Key dates in the Burundi crisis

Bujumbura (Burundi) (AFP) - Burundi has suffered more than a month of protests against President Pierre Nkurunziza's divisive bid for a third term.

Since demonstrations began in late April, around 40 people have been killed and scores wounded in clashes between demonstrators and police and ruling party militia.

Close to 100,000 people have fled to neighbouring countries.

The opposition says Nkurunziza's move is unconstitutional and violates a peace deal that ended civil war in 2006. On Monday, the electoral commission proposed a new calendar for the vote.

April 26, 2015: Police clash with protesters in several parts of the capital, a day after Nkurunziza is declared candidate for a third term in office by his ruling CNDD-FDD. Police use tear gas, water cannons and live ammunition to prevent thousands of youths from marching to the city centre.

Three demonstrators are shot dead in the clashes with police, while two more deaths are reported overnight in alleged attacks by ruling party militia.

April 27: Police arrest leading human rights activist Pierre-Claver Mbonimpa and hold him for 30 hours.
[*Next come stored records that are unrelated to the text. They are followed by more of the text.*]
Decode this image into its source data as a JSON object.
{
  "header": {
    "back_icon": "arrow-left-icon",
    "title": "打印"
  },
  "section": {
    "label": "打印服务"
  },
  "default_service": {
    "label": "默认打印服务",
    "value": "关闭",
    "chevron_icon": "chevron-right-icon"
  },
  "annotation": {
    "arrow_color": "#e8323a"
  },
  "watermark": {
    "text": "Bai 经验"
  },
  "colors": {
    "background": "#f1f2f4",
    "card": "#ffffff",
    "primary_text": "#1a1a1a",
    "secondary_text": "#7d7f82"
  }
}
Other rights leaders go into hiding.

May 5: The Constitutional Court clears Nkurunziza to run for a third term.

The judgement signed by six out of seven judges comes hours after the court's vice-president fled the country after refusing to sign the judgement, claiming judges had been subjected to death threats.

May 9: The government orders protesters to "immediately and unconditionally" end the protests and orders all barricades to be removed within 48 hours.

May 13: A top Burundian general, Godefroid Niyombare announces the overthrow of Nkurunziza, hours after the president left for neighbouring Tanzania for talks with regional leaders on ending the crisis.

May 15: Coup leaders announce that they are surrendering, before being arrested by loyalist forces. Niyombare avoids capture and goes on the run, according to the government.

Nkurunziza returns to the presidential palace in the capital.

May 18: Nkurunziza replaces the defence, foreign affairs and trade ministers.

May 22: Attackers hurl grenades into a crowd in Bujumbura, killing three people, in the first such acts to apparently deliberately target a civilian crowd.

May 23: The leader of a small Burundian opposition party -- Zedi Feruzi -- is shot dead alongside his bodyguard in Bujumbura's Ngagara district.

May 31: Countries in eastern Africa call for the elections to be delayed by at least a month and a half.

June 4: An aide to Nkurunziza calls for "a frank and constructive dialogue" with the opposition, and says for the first time that the issue of a third term was not "taboo". Opposition leaders say they are open to talks, and Nkurunziza suspends the elections.

June 8: The electoral commission proposes holding the legislative and municipal elections on June 26 and the presidential vote on July 15.

June 9: A government spokesman says Nkurunziza's decision to seek a third term "is non negotiable" and that the electoral commission's proposal is final.